Captain Jay Roberts knows his mission to infiltrate the isolated province of Neveks is dangerous, but the future of Planet Pavlovan depends on his success. As a telepathic super-soldier, he doesn’t expect the banished Neveks female, Rain Datta—his passport into Neveks—to cause him too much trouble. But Rain’s not playing by his rules, and Jay is in for one hell of a life-changing ride.
She briefly closed her eyes before pasting on a smile. It was inevitable that she’d be forced to meet the one man she had hoped never to see again in her lifetime.
“Asar. I was hoping you’d died.”
The flash of surprise on his face at her unconventional greeting made her want to cheer. She was no longer a gently born eighteen-year-old who thought herself in love. She had nothing to lose and a whole lot of things to get off her chest before someone killed her.
He bowed. “Unfortunately not, although, in truth, it is your survival which is the bigger surprise.” He straightened up and looked her over. His eyes were light brown—almost yellow—and they were full of appreciation.
Rain refused to be the first to look away. “Fortunately for me, the Queen Goddess only banished me rather than sacrificing me on that altar in there. That’s the only reason I survived and was able to become a soldier.”

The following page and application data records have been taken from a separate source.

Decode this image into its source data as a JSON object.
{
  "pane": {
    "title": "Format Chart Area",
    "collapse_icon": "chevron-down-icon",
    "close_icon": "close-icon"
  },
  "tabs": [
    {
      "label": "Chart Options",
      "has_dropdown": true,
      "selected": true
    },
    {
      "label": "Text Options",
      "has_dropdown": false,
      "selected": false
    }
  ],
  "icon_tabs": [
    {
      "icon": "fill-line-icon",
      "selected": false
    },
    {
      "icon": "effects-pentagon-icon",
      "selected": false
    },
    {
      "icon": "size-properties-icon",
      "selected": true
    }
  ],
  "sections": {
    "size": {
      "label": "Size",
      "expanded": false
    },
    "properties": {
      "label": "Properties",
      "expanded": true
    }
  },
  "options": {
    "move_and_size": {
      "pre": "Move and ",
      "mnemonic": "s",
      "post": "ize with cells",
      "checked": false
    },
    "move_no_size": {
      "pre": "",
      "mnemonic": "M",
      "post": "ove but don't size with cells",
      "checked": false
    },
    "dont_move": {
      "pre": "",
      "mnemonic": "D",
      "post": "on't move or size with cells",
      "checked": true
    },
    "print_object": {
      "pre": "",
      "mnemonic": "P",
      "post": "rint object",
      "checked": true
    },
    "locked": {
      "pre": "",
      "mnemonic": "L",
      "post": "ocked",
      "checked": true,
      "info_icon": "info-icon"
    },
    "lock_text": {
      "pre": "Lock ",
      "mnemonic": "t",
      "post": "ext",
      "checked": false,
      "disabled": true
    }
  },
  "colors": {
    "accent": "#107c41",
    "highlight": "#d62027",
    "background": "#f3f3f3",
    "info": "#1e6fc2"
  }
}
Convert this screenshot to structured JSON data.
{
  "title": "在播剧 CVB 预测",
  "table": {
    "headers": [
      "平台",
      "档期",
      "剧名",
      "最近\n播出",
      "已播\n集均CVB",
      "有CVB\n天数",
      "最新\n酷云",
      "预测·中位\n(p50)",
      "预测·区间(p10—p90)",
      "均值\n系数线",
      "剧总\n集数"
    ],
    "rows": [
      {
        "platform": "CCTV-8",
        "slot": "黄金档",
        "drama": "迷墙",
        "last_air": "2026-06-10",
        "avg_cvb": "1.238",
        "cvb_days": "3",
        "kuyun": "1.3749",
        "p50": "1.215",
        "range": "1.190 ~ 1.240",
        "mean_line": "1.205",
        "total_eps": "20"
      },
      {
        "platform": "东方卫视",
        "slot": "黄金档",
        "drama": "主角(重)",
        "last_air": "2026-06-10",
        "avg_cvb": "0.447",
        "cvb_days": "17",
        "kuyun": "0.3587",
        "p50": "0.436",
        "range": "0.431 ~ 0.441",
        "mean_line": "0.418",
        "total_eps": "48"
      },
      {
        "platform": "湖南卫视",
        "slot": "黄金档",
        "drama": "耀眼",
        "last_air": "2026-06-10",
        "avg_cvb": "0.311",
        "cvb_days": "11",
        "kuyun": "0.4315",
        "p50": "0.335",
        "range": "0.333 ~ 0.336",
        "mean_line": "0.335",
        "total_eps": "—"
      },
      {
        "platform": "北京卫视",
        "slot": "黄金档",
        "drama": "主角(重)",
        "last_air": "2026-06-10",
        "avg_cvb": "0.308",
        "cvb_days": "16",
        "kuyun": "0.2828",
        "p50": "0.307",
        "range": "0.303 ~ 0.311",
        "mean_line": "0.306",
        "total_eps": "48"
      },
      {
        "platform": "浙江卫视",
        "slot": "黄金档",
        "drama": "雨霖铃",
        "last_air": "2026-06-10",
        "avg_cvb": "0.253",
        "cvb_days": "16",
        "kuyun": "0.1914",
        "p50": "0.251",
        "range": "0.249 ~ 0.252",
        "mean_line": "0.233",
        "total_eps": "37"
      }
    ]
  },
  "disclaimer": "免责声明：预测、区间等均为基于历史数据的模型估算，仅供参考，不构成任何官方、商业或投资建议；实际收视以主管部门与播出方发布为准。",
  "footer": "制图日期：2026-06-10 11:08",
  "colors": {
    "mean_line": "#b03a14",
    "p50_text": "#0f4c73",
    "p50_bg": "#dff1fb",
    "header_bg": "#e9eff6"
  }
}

A flash of distaste crossed his face. “You joined the Pavlovan military?”
She raised her chin. “An honorable occupation by most people’s standards. Not everyone chooses to hide within their own walls on this planet, Asar.”
“I had nothing. No money, no family, and nowhere to live. The military were the only people who would take me in. Would you have preferred it if I’d died on the streets?”
He frowned. “I hate to doubt your words, but no one from Neveks is banished like that.”
“How the hell would you know?” she said sweetly. “I was the first person banished in a generation. As I recall, you had a convenient hunting trip that week so you didn’t have to see me leave. Now, will you excuse me? I have to get back to my mother.”
When she tried to edge past him, he grabbed hold of her elbow. “Your mother is in excellent hands. Let’s finish this conversation, shall we?”
She pulled out of his hold. “This conversation was finished the day I left, and you did nothing to stop it.”
“Exactly. You left.”
He looked as furious now as she felt, which was a small victory. If she was going to die anyway, she might as well go down having settled all her old scores.
“What’s the difference, Asar? I was gone, wasn’t I?”
“A banishment is a sacred act that no one can interfere with.” He folded his arms over his massive chest. “Choosing to leave because you defied the Queen Goddess is another matter completely.”
“Wow. You sanctimonious pig.” Rain shoved him in the chest.
“What did you just call me?” Asar asked. “You attempted to overthrow the Queen.”
“Is that what she told you?” Rain regarded him for a long moment and laughed. “Great, whatever. Believe her, because the fact that you chose to says everything about you and what a sham our relationship was.”